Death has been on my mind because I am preparing to facilitate a Death Café. The event is just what the name indicates: Participants gather for tea and pastries and discuss various aspects of death and loss. The goal is to increase our comfort level with a subject that is simultaneously mysterious and inevitable.
When I say I have been thinking about death, I mean it in a good way. I am considering how to treat the subject with sensitivity and realism. I want to encourage conversations that recognize emotions and go beyond them.
What has always fascinated me about death is that we treat every loss like the first one that has ever happened. We go through the various stages of grief (albeit rarely in the order or measure described by Elisabeth Kubler Ross) as if we are the first to have the experience. Why is there not an institutional history for death? Why isn't there a collective knowledge that reduces our grief? Why do we have to reinvent the process in every family through each generation? Why is it important that we have these reactions and emotions?
Conversations at Death Café don't delve into religious/spiritual beliefs. We take a more practical approach. Participants include people with advanced stage illnesses, hospice workers and loved ones.

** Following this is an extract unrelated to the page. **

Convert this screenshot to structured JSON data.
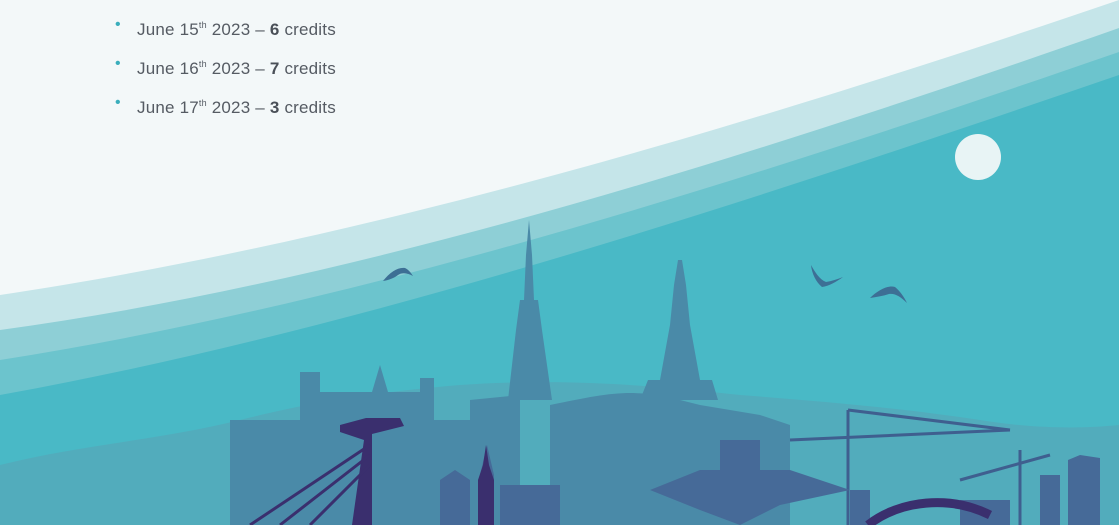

Death Café has several homes around the world. To engage our team to lead a Death Café in your region, contact me. Or find an established group at www.deathcafe.org.
I've also been thinking about deliberation. Or maybe I should say I have been deliberating about deliberation. When I conduct interviews, I can always tell when I have asked a really good question: The answer involves deliberation. An interviewee could say, “Hmm, I never thought about that. Let me consider it for a second.” But no one ever says that. Instead, they talk their way through from the question to the answer. Sometimes it is a circuitous route; at other times the path is straight and direct.
When the answer takes a while, I enjoy listening because I know I am experiencing a mind at work, a work in progress. Even if it takes a while, a roundabout answer lets me get to know the person I am interviewing. I hear how they process information, how they think, what they think of themselves and what they think of others. Then, when the magical moment comes and they find the answer to my question, they seem satisfied, and they stop talking. I can see it on their faces and hear it in their voices, indicating, “Yes, I have found the answer.”
I have learned it is okay to circle a question a few times before I attempt to answer it. It's like looking at a great sculpture. I see the beauty of the piece from the front, but I understand it much more thoroughly if I examine it from the sides and the back. I can see its shape and detail and symbolism. As I explore questions about my life, I want to know their shape and detail and symbolism.
And when I reach the end of my life, I want to say I looked at the questions from all angles before I answered them.
TransForMission talk and signing -- plus a drawing and a big reveal
Thursday, October 15, 5:30 p.m.
Time Tested Books (Sacramento)
TransForMission talk, signing -- and more!
Saturday, October 17, 2:00 p.m.
Avid Reader at Tower (Sacramento)